## SOURCE DATA:
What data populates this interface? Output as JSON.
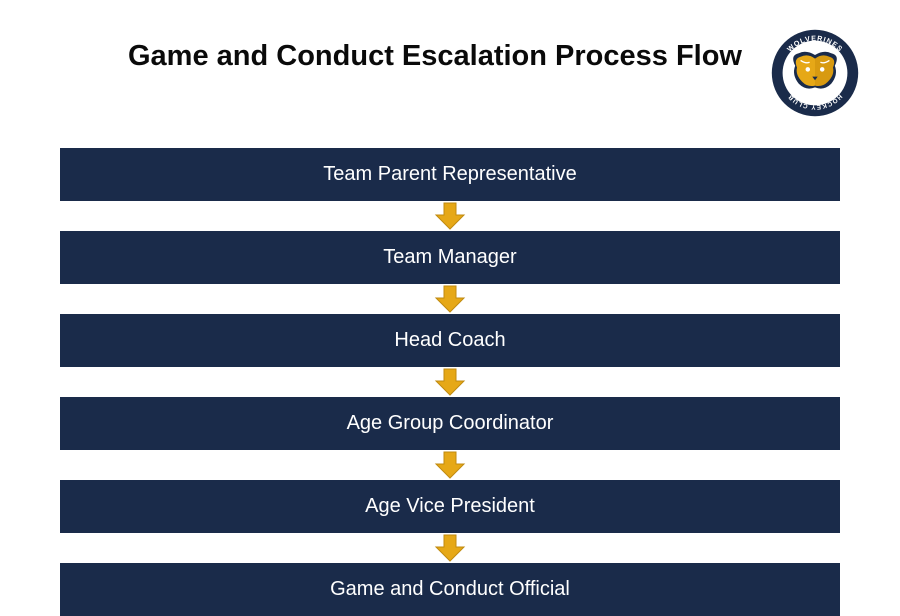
{
  "title": "Game and Conduct Escalation Process Flow",
  "logo": {
    "top_text": "WOLVERINES",
    "bottom_text": "HOCKEY CLUB",
    "ring_color": "#1a2b4a",
    "accent_color": "#e6a817",
    "text_color": "#ffffff"
  },
  "colors": {
    "step_bg": "#1a2b4a",
    "step_text": "#ffffff",
    "arrow_fill": "#e6a817",
    "arrow_stroke": "#c08a0f"
  },
  "steps": [
    {
      "label": "Team Parent Representative"
    },
    {
      "label": "Team Manager"
    },
    {
      "label": "Head Coach"
    },
    {
      "label": "Age Group Coordinator"
    },
    {
      "label": "Age Vice President"
    },
    {
      "label": "Game and Conduct Official"
    }
  ]
}
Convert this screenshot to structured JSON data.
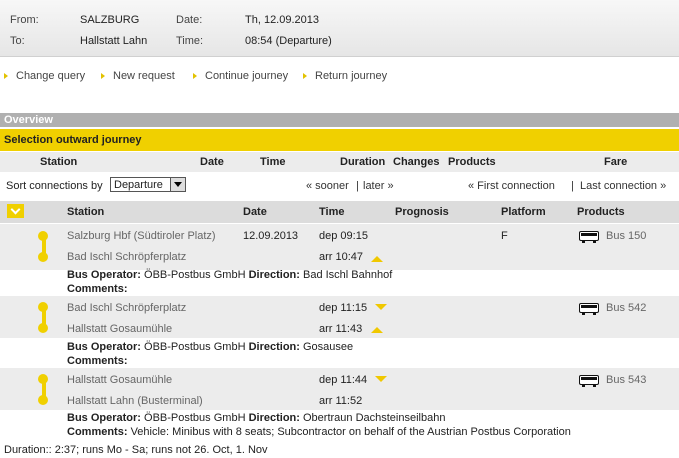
{
  "journey": {
    "from_label": "From:",
    "from_value": "SALZBURG",
    "to_label": "To:",
    "to_value": "Hallstatt Lahn",
    "date_label": "Date:",
    "date_value": "Th, 12.09.2013",
    "time_label": "Time:",
    "time_value": "08:54 (Departure)"
  },
  "nav": {
    "change_query": "Change query",
    "new_request": "New request",
    "continue_journey": "Continue journey",
    "return_journey": "Return journey"
  },
  "overview_title": "Overview",
  "selection_title": "Selection outward journey",
  "summary_columns": {
    "station": "Station",
    "date": "Date",
    "time": "Time",
    "duration": "Duration",
    "changes": "Changes",
    "products": "Products",
    "fare": "Fare"
  },
  "sort": {
    "label": "Sort connections by",
    "selected": "Departure",
    "sooner": "« sooner",
    "separator": "|",
    "later": "later »",
    "first_connection": "« First connection",
    "last_connection": "Last connection »"
  },
  "detail_columns": {
    "station": "Station",
    "date": "Date",
    "time": "Time",
    "prognosis": "Prognosis",
    "platform": "Platform",
    "products": "Products"
  },
  "legs": [
    {
      "dep_station": "Salzburg Hbf (Südtiroler Platz)",
      "dep_date": "12.09.2013",
      "dep_time": "dep 09:15",
      "dep_platform": "F",
      "arr_station": "Bad Ischl Schröpferplatz",
      "arr_time": "arr 10:47",
      "product": "Bus 150",
      "operator_label": "Bus Operator:",
      "operator_value": "ÖBB-Postbus GmbH",
      "direction_label": "Direction:",
      "direction_value": "Bad Ischl Bahnhof",
      "comments_label": "Comments:",
      "comments_value": ""
    },
    {
      "dep_station": "Bad Ischl Schröpferplatz",
      "dep_time": "dep 11:15",
      "arr_station": "Hallstatt Gosaumühle",
      "arr_time": "arr 11:43",
      "product": "Bus 542",
      "operator_label": "Bus Operator:",
      "operator_value": "ÖBB-Postbus GmbH",
      "direction_label": "Direction:",
      "direction_value": "Gosausee",
      "comments_label": "Comments:",
      "comments_value": ""
    },
    {
      "dep_station": "Hallstatt Gosaumühle",
      "dep_time": "dep 11:44",
      "arr_station": "Hallstatt Lahn (Busterminal)",
      "arr_time": "arr 11:52",
      "product": "Bus 543",
      "operator_label": "Bus Operator:",
      "operator_value": "ÖBB-Postbus GmbH",
      "direction_label": "Direction:",
      "direction_value": "Obertraun Dachsteinseilbahn",
      "comments_label": "Comments:",
      "comments_value": "Vehicle: Minibus with 8 seats; Subcontractor on behalf of the Austrian Postbus Corporation"
    }
  ],
  "footer": "Duration:: 2:37; runs Mo - Sa; runs not 26. Oct, 1. Nov",
  "icons": {
    "nav_arrow": "triangle-right-icon",
    "collapse": "chevron-down-icon",
    "bus": "bus-icon",
    "prognosis_down": "triangle-down-icon",
    "prognosis_up": "triangle-up-icon"
  },
  "colors": {
    "accent": "#f0d000",
    "header_bar": "#b0b0b0",
    "row_gray": "#ececec"
  }
}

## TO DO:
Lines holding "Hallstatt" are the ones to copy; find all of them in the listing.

## EXERCISE ANSWER:
    "to_value": "Hallstatt Lahn",
      "arr_station": "Hallstatt Gosaumühle",
      "dep_station": "Hallstatt Gosaumühle",
      "arr_station": "Hallstatt Lahn (Busterminal)",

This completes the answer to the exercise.